Can you pull out each line of the data below that includes the word "true"?

——

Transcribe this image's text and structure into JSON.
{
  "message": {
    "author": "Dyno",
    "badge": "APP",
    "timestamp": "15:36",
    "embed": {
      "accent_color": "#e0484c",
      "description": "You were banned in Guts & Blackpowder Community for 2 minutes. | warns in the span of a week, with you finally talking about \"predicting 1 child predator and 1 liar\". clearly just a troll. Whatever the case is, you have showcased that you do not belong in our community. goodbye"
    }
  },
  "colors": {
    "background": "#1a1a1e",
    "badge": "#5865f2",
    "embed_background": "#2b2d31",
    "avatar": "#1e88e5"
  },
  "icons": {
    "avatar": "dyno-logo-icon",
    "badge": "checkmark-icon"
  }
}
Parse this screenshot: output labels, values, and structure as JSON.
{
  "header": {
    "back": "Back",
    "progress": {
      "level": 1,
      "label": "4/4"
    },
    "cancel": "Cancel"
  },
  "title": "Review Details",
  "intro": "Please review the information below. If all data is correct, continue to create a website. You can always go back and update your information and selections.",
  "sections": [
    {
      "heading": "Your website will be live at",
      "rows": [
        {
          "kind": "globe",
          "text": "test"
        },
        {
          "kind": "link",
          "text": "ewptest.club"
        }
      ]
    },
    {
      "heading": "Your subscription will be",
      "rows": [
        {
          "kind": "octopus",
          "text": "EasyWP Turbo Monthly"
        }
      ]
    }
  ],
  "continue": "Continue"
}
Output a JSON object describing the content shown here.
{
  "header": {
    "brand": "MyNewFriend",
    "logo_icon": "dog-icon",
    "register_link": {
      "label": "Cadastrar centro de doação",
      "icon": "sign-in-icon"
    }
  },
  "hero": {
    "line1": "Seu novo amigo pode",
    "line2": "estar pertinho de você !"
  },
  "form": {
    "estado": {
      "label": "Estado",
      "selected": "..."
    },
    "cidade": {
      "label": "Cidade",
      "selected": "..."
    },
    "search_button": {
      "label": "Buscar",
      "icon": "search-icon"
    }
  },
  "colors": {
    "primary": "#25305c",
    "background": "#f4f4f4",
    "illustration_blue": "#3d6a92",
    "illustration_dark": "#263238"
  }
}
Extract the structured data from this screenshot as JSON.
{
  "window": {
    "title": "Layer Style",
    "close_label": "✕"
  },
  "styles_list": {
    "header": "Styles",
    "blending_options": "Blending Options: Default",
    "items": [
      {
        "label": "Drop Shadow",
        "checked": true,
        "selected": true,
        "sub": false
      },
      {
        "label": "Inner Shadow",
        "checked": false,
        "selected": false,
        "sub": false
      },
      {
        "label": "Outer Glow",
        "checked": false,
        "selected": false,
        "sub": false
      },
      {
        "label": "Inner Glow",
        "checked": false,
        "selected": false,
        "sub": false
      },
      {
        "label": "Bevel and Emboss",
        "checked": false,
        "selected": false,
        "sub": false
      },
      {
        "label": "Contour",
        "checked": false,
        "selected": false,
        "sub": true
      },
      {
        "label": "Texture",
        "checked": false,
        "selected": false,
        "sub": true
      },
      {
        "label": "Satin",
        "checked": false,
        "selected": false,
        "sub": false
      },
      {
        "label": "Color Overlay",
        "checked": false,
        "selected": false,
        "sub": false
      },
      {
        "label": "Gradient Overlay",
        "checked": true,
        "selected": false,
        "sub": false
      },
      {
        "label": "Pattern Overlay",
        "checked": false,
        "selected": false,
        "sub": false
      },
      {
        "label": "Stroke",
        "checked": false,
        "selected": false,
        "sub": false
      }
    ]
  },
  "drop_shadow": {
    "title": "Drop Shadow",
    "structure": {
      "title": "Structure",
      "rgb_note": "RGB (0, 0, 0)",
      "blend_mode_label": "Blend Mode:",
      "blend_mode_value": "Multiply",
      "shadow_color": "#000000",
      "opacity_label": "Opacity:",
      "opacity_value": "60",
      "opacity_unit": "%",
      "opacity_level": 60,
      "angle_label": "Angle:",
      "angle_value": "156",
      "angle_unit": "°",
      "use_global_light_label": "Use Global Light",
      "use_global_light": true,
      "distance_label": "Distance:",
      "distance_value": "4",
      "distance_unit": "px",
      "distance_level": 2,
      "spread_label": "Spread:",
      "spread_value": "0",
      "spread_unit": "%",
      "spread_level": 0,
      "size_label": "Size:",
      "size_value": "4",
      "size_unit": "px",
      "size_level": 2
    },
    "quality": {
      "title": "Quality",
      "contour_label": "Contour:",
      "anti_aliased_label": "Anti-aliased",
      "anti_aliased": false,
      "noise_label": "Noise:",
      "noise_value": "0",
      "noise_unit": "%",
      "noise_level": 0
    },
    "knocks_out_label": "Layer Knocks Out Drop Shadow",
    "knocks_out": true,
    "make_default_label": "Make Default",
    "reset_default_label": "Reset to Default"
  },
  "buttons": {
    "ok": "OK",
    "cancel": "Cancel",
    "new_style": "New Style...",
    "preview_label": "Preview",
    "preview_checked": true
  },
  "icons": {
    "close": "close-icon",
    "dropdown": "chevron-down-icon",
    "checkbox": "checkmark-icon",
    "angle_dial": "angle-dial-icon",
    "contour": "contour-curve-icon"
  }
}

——

Answer to this task:
        "checked": true,
        "selected": true,
        "sub": true
        "sub": true
        "checked": true,
      "use_global_light": true,
    "knocks_out": true,
    "preview_checked": true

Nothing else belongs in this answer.